→ ASSIGNMENT
Repeat all of the data word for word so that only the pictures are missing from the copy.

>>>

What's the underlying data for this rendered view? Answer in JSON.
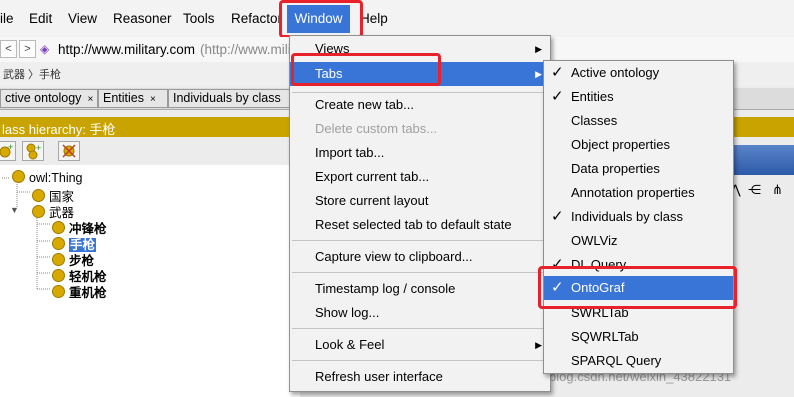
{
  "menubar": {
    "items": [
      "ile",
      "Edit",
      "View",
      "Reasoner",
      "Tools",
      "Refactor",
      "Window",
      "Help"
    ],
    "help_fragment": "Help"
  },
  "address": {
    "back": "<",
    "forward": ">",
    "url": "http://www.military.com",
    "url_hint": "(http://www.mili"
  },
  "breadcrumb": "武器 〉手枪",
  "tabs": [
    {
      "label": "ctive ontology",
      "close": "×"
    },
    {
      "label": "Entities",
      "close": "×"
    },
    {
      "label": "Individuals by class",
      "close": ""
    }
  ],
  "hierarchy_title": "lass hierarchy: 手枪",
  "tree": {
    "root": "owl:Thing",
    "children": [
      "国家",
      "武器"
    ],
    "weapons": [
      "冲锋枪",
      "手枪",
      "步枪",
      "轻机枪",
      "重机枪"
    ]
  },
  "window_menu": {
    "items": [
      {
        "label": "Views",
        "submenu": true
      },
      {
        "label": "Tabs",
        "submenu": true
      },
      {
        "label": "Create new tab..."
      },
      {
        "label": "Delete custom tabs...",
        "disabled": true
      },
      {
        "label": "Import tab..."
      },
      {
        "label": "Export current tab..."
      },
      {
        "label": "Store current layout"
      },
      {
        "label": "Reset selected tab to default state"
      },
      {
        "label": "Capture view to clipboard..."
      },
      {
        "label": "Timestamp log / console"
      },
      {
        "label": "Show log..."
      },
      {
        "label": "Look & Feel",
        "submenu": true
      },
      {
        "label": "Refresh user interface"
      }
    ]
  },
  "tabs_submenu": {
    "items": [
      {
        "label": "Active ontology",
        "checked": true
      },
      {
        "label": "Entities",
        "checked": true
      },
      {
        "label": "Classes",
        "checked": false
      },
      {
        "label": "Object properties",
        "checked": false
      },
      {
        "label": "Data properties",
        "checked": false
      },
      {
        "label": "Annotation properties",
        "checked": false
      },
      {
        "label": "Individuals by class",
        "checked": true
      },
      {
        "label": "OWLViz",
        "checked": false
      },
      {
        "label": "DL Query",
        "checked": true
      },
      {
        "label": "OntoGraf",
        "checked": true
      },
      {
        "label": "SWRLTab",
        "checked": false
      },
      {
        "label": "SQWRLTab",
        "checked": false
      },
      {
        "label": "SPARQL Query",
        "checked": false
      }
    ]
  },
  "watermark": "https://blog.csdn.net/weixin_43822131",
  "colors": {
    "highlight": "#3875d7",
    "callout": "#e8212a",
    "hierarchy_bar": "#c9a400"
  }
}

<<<

→ EXERCISE OUTPUT
What's the underlying data for this rendered view? Answer in JSON.
{
  "menubar": {
    "items": [
      "ile",
      "Edit",
      "View",
      "Reasoner",
      "Tools",
      "Refactor",
      "Window",
      "Help"
    ],
    "help_fragment": "Help"
  },
  "address": {
    "back": "<",
    "forward": ">",
    "url": "http://www.military.com",
    "url_hint": "(http://www.mili"
  },
  "breadcrumb": "武器 〉手枪",
  "tabs": [
    {
      "label": "ctive ontology",
      "close": "×"
    },
    {
      "label": "Entities",
      "close": "×"
    },
    {
      "label": "Individuals by class",
      "close": ""
    }
  ],
  "hierarchy_title": "lass hierarchy: 手枪",
  "tree": {
    "root": "owl:Thing",
    "children": [
      "国家",
      "武器"
    ],
    "weapons": [
      "冲锋枪",
      "手枪",
      "步枪",
      "轻机枪",
      "重机枪"
    ]
  },
  "window_menu": {
    "items": [
      {
        "label": "Views",
        "submenu": true
      },
      {
        "label": "Tabs",
        "submenu": true
      },
      {
        "label": "Create new tab..."
      },
      {
        "label": "Delete custom tabs...",
        "disabled": true
      },
      {
        "label": "Import tab..."
      },
      {
        "label": "Export current tab..."
      },
      {
        "label": "Store current layout"
      },
      {
        "label": "Reset selected tab to default state"
      },
      {
        "label": "Capture view to clipboard..."
      },
      {
        "label": "Timestamp log / console"
      },
      {
        "label": "Show log..."
      },
      {
        "label": "Look & Feel",
        "submenu": true
      },
      {
        "label": "Refresh user interface"
      }
    ]
  },
  "tabs_submenu": {
    "items": [
      {
        "label": "Active ontology",
        "checked": true
      },
      {
        "label": "Entities",
        "checked": true
      },
      {
        "label": "Classes",
        "checked": false
      },
      {
        "label": "Object properties",
        "checked": false
      },
      {
        "label": "Data properties",
        "checked": false
      },
      {
        "label": "Annotation properties",
        "checked": false
      },
      {
        "label": "Individuals by class",
        "checked": true
      },
      {
        "label": "OWLViz",
        "checked": false
      },
      {
        "label": "DL Query",
        "checked": true
      },
      {
        "label": "OntoGraf",
        "checked": true
      },
      {
        "label": "SWRLTab",
        "checked": false
      },
      {
        "label": "SQWRLTab",
        "checked": false
      },
      {
        "label": "SPARQL Query",
        "checked": false
      }
    ]
  },
  "watermark": "https://blog.csdn.net/weixin_43822131",
  "colors": {
    "highlight": "#3875d7",
    "callout": "#e8212a",
    "hierarchy_bar": "#c9a400"
  }
}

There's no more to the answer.